## What you are asked to do
Please return all lines in the listing holding the word "accent".

---*---

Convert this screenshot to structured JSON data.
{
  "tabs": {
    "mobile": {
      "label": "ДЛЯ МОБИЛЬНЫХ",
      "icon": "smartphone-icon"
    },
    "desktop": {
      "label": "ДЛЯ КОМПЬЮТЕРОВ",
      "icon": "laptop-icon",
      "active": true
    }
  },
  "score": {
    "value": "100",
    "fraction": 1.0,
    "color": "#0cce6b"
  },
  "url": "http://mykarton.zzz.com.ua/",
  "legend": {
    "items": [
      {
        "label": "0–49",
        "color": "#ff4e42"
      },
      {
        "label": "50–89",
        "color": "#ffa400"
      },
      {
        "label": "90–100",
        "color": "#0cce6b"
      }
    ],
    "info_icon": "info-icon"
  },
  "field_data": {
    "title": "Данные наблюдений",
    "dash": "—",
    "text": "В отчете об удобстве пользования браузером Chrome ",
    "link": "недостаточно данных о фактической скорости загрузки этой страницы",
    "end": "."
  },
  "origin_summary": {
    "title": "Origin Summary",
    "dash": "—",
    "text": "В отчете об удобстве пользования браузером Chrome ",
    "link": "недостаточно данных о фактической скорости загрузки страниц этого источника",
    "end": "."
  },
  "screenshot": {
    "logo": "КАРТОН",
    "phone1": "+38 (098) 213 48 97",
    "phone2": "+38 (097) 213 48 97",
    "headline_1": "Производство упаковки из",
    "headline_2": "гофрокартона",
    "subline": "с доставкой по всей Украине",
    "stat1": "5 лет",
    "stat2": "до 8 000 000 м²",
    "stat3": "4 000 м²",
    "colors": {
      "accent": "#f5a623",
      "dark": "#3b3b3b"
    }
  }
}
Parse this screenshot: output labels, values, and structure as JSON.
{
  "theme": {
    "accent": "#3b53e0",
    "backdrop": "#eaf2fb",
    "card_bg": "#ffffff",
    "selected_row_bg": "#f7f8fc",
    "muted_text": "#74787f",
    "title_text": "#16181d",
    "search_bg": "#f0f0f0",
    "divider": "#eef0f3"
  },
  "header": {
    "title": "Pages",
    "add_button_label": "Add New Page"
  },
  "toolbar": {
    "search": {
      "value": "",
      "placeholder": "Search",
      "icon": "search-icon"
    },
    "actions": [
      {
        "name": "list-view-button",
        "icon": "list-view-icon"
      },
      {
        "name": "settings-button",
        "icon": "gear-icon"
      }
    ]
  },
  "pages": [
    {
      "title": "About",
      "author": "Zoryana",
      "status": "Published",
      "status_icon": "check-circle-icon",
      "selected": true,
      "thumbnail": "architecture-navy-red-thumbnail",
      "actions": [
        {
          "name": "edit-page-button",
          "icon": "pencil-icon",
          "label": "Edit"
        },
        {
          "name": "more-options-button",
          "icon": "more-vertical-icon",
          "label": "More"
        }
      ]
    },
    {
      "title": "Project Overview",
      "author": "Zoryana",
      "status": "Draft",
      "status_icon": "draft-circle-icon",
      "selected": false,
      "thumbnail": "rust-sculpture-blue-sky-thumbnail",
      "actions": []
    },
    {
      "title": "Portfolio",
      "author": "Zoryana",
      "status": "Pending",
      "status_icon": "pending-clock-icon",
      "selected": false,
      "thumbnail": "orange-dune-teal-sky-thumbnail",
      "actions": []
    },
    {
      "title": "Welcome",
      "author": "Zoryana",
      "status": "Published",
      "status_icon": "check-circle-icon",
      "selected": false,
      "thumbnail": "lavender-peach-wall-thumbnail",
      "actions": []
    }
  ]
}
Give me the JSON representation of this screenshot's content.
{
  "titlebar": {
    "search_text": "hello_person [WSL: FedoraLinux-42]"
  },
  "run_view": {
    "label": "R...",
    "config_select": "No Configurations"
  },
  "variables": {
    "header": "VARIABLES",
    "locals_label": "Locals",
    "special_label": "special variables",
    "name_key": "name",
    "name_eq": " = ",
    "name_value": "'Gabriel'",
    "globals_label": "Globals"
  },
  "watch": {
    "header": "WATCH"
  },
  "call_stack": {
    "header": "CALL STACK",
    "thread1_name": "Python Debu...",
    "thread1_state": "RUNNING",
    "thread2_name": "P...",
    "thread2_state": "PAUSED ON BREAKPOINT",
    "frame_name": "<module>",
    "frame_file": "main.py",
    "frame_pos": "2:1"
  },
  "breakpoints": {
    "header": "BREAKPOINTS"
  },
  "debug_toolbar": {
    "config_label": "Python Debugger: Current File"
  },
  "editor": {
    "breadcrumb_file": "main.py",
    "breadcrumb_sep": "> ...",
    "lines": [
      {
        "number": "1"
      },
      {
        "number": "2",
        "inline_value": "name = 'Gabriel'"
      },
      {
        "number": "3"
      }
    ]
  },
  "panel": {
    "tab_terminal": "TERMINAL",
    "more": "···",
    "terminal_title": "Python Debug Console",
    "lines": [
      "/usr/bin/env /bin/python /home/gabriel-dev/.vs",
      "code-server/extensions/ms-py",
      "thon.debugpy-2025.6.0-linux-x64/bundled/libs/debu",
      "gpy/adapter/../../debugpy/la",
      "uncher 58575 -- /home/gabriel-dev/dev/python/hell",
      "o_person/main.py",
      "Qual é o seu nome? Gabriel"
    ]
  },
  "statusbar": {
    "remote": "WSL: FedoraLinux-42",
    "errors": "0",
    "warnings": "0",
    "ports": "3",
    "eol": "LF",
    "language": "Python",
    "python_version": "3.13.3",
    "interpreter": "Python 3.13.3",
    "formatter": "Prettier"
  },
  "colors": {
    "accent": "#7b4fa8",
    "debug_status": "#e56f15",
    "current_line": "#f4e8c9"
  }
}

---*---

## Reply
      "accent": "#f5a623",
    "accent": "#3b53e0",
    "accent": "#7b4fa8",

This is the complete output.